ACTION ITEM =
From the entries below, pull out each line where "reads" appears.

TASK INPUT =
--

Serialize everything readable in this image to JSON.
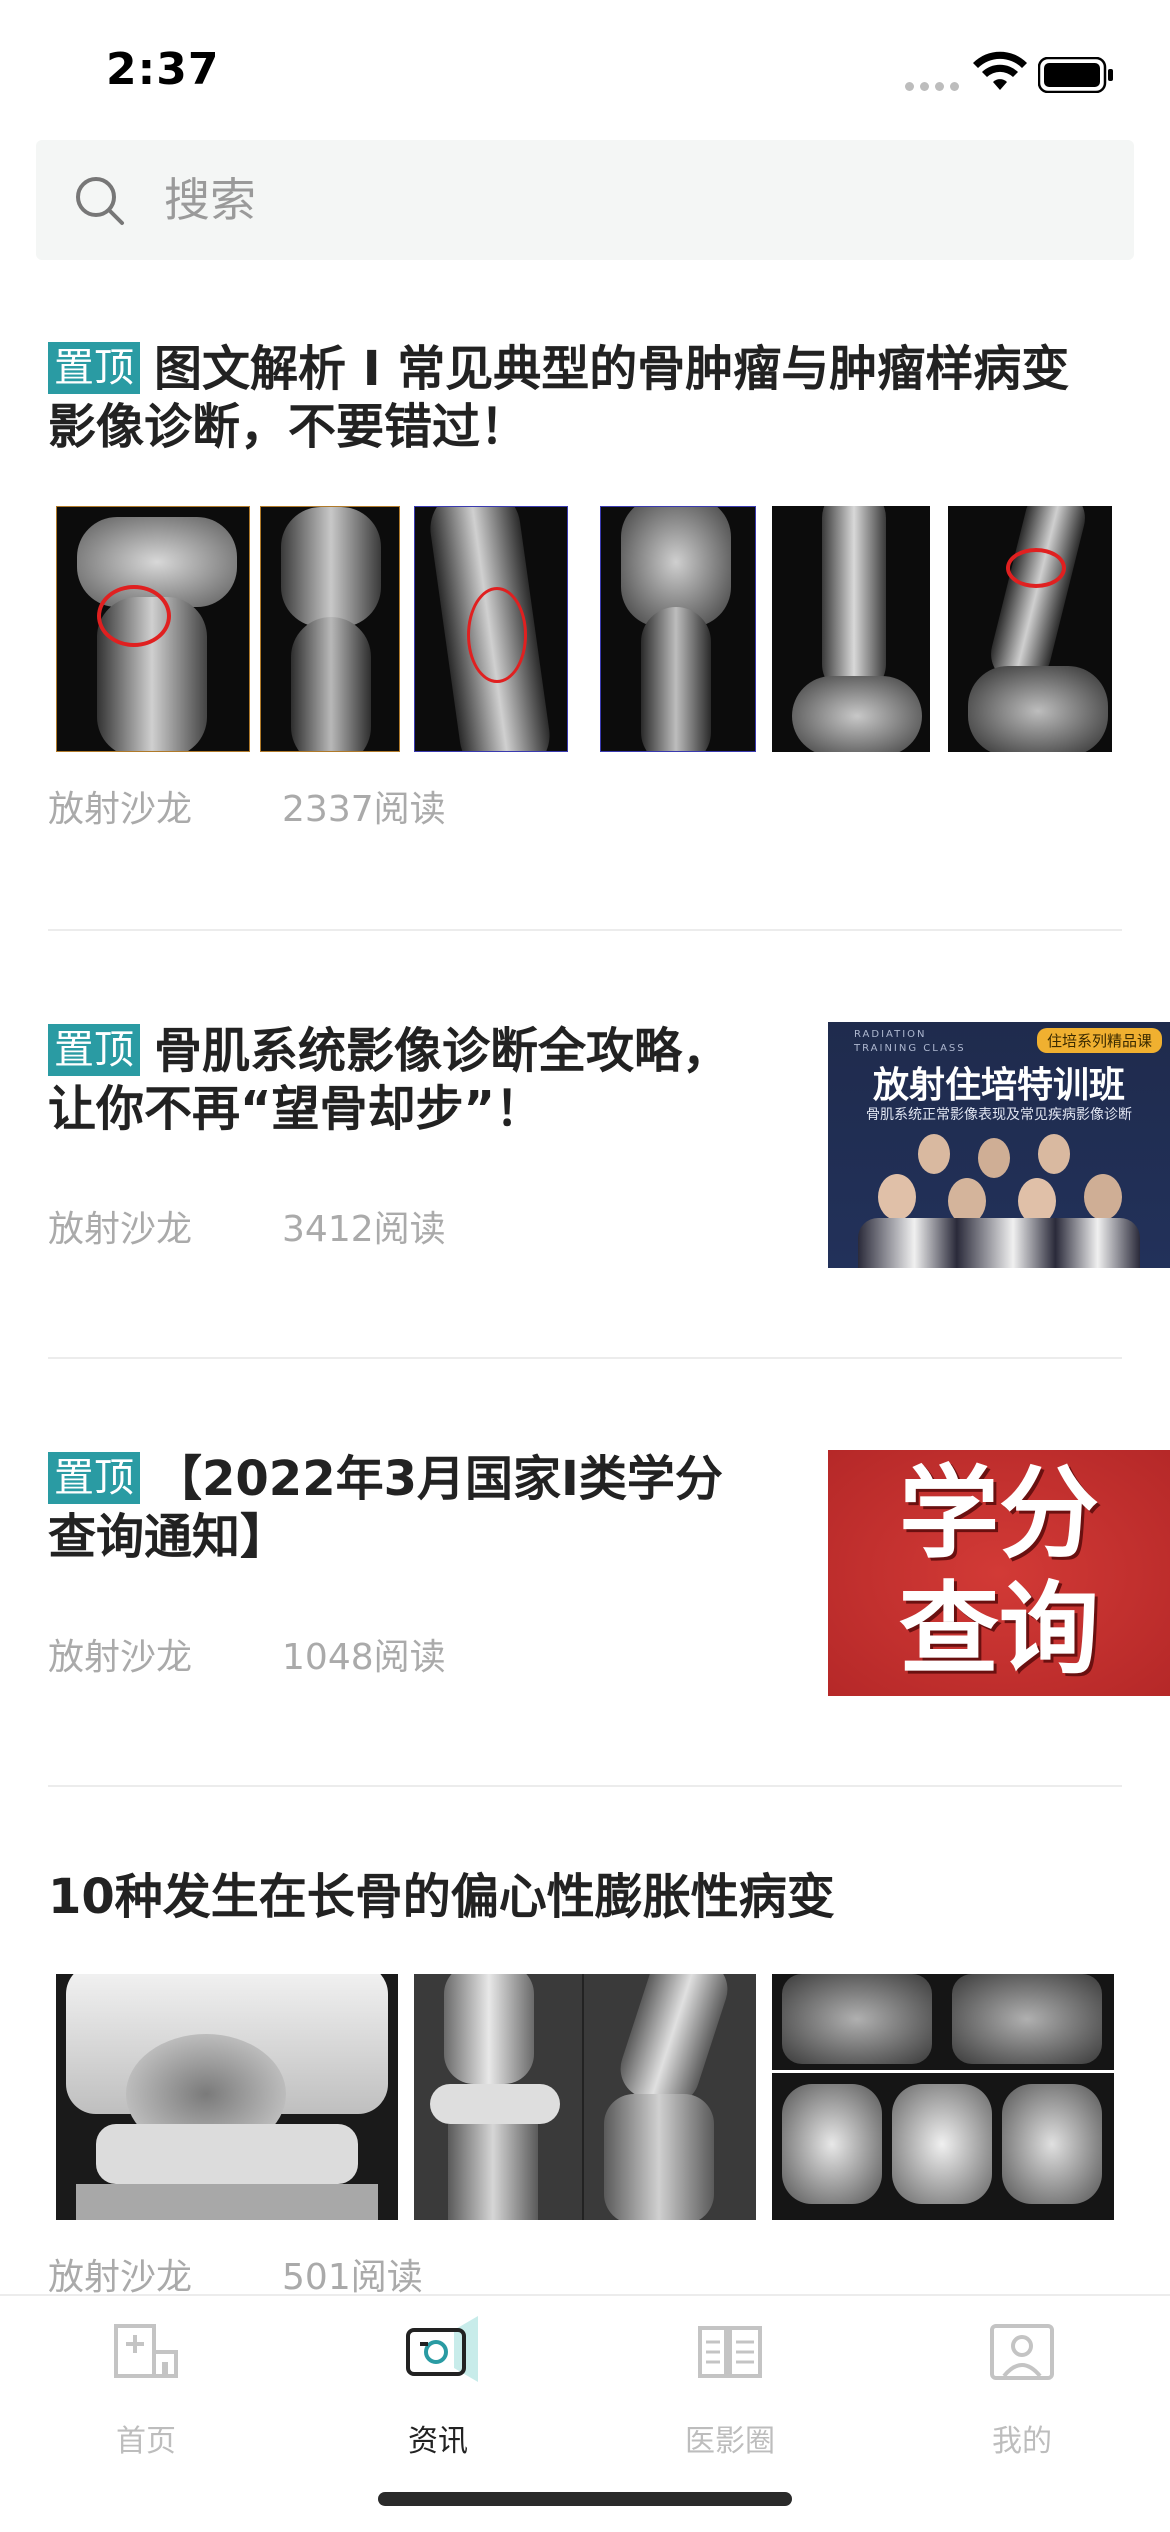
{
  "status_bar": {
    "time": "2:37"
  },
  "search": {
    "placeholder": "搜索"
  },
  "articles": [
    {
      "pinned_label": "置顶",
      "title": "图文解析 I 常见典型的骨肿瘤与肿瘤样病变影像诊断，不要错过！",
      "source": "放射沙龙",
      "reads": "2337阅读"
    },
    {
      "pinned_label": "置顶",
      "title": "骨肌系统影像诊断全攻略，让你不再“望骨却步”！",
      "source": "放射沙龙",
      "reads": "3412阅读",
      "thumb": {
        "tag": "住培系列精品课",
        "eyebrow": "RADIATION TRAINING CLASS",
        "headline": "放射住培特训班",
        "subtitle": "骨肌系统正常影像表现及常见疾病影像诊断"
      }
    },
    {
      "pinned_label": "置顶",
      "title": "【2022年3月国家I类学分查询通知】",
      "source": "放射沙龙",
      "reads": "1048阅读",
      "thumb": {
        "line1": "学分",
        "line2": "查询"
      }
    },
    {
      "title": "10种发生在长骨的偏心性膨胀性病变",
      "source": "放射沙龙",
      "reads": "501阅读"
    }
  ],
  "tabs": [
    {
      "label": "首页",
      "icon": "home-icon",
      "active": false
    },
    {
      "label": "资讯",
      "icon": "news-icon",
      "active": true
    },
    {
      "label": "医影圈",
      "icon": "community-icon",
      "active": false
    },
    {
      "label": "我的",
      "icon": "profile-icon",
      "active": false
    }
  ],
  "colors": {
    "accent": "#2a9ba3",
    "pin_bg": "#2a9ba3",
    "meta_text": "#aaaaaa"
  }
}
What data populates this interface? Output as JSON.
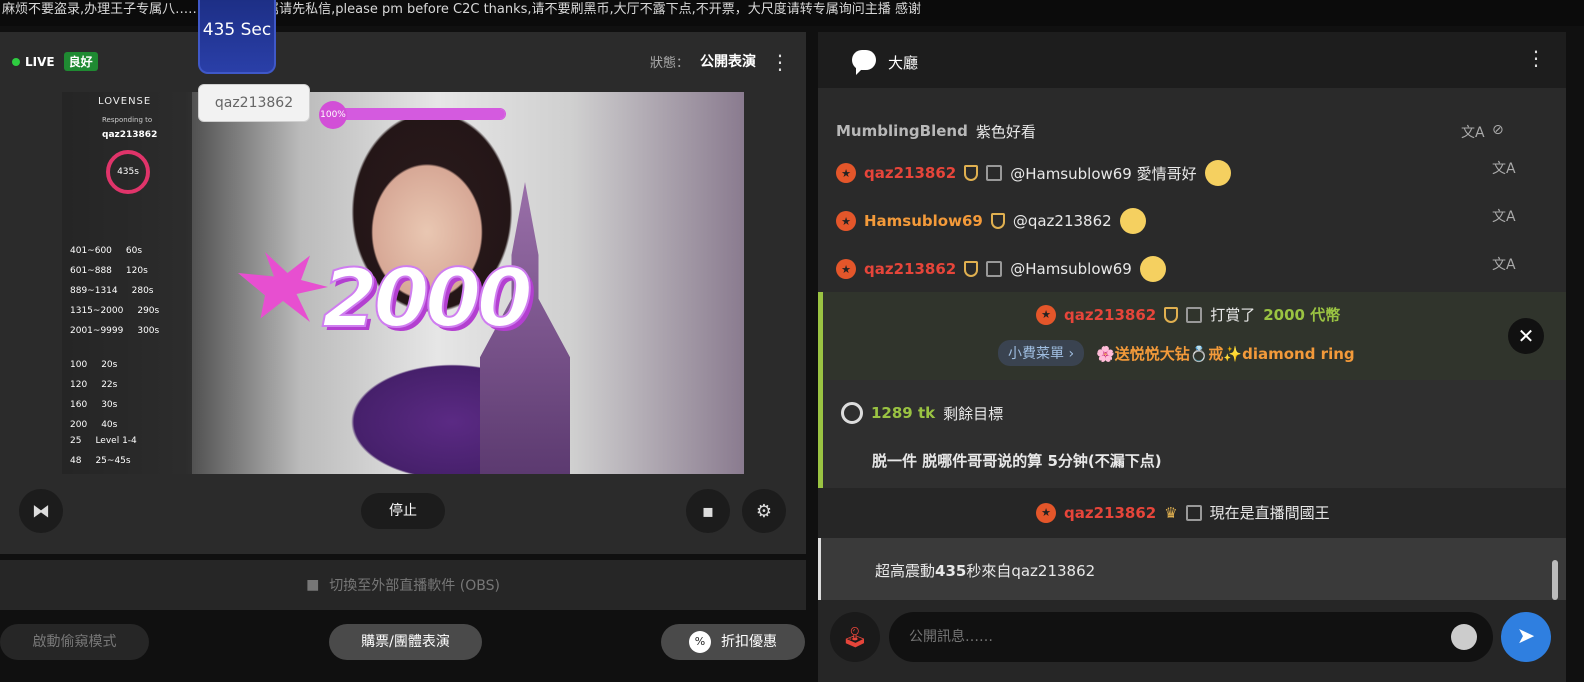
{
  "topic": "麻烦不要盗录,办理王子专属八…………所，专属请先私信,please pm before C2C thanks,请不要刷黑币,大厅不露下点,不开票，大尺度请转专属询问主播 感谢",
  "timer_badge": "435 Sec",
  "tip_username_popup": "qaz213862",
  "left": {
    "live_label": "LIVE",
    "quality_label": "良好",
    "status_label": "狀態：",
    "status_value": "公開表演",
    "overlay": {
      "brand": "LOVENSE",
      "responding_to": "Responding to",
      "user": "qaz213862",
      "ring_value": "435s",
      "rows": [
        {
          "a": "401~600",
          "b": "60s"
        },
        {
          "a": "601~888",
          "b": "120s"
        },
        {
          "a": "889~1314",
          "b": "280s"
        },
        {
          "a": "1315~2000",
          "b": "290s"
        },
        {
          "a": "2001~9999",
          "b": "300s"
        },
        {
          "a": "100",
          "b": "20s"
        },
        {
          "a": "120",
          "b": "22s"
        },
        {
          "a": "160",
          "b": "30s"
        },
        {
          "a": "200",
          "b": "40s"
        },
        {
          "a": "25",
          "b": "Level 1-4"
        },
        {
          "a": "48",
          "b": "25~45s"
        }
      ]
    },
    "progress": {
      "label": "100%",
      "value": 1.0
    },
    "gift_amount": "2000",
    "stop_label": "停止",
    "obs_label": "切換至外部直播軟件 (OBS)",
    "spy_mode_label": "啟動偷窺模式",
    "ticket_label": "購票/團體表演",
    "discount_label": "折扣優惠"
  },
  "right": {
    "title": "大廳",
    "messages": [
      {
        "user": "MumblingBlend",
        "text": "紫色好看"
      },
      {
        "user": "qaz213862",
        "text": "@Hamsublow69  愛情哥好"
      },
      {
        "user": "Hamsublow69",
        "text": "@qaz213862"
      },
      {
        "user": "qaz213862",
        "text": "@Hamsublow69"
      }
    ],
    "tip": {
      "user": "qaz213862",
      "action": "打賞了",
      "amount": "2000 代幣",
      "menu_label": "小費菜單",
      "menu_item": "🌸送悦悦大钻💍戒✨diamond ring"
    },
    "goal": {
      "tokens": "1289 tk",
      "label": "剩餘目標",
      "description": "脱一件 脱哪件哥哥说的算 5分钟(不漏下点)"
    },
    "king": {
      "user": "qaz213862",
      "text": "現在是直播間國王"
    },
    "vibe": {
      "prefix": "超高震動",
      "seconds": "435",
      "suffix": "秒來自qaz213862"
    },
    "input_placeholder": "公開訊息……"
  },
  "colors": {
    "accent_green": "#9ac342",
    "red_name": "#e6453a",
    "orange_name": "#f39a3a",
    "send_blue": "#2f7fe0"
  }
}
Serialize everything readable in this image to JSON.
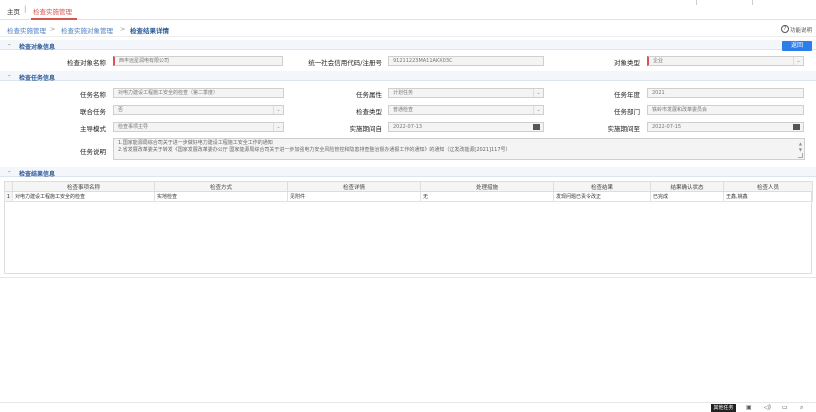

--

COMPLETED EXERCISE =
      "reads": "2337阅读"
      "reads": "3412阅读",
      "reads": "1048阅读",
      "reads": "501阅读"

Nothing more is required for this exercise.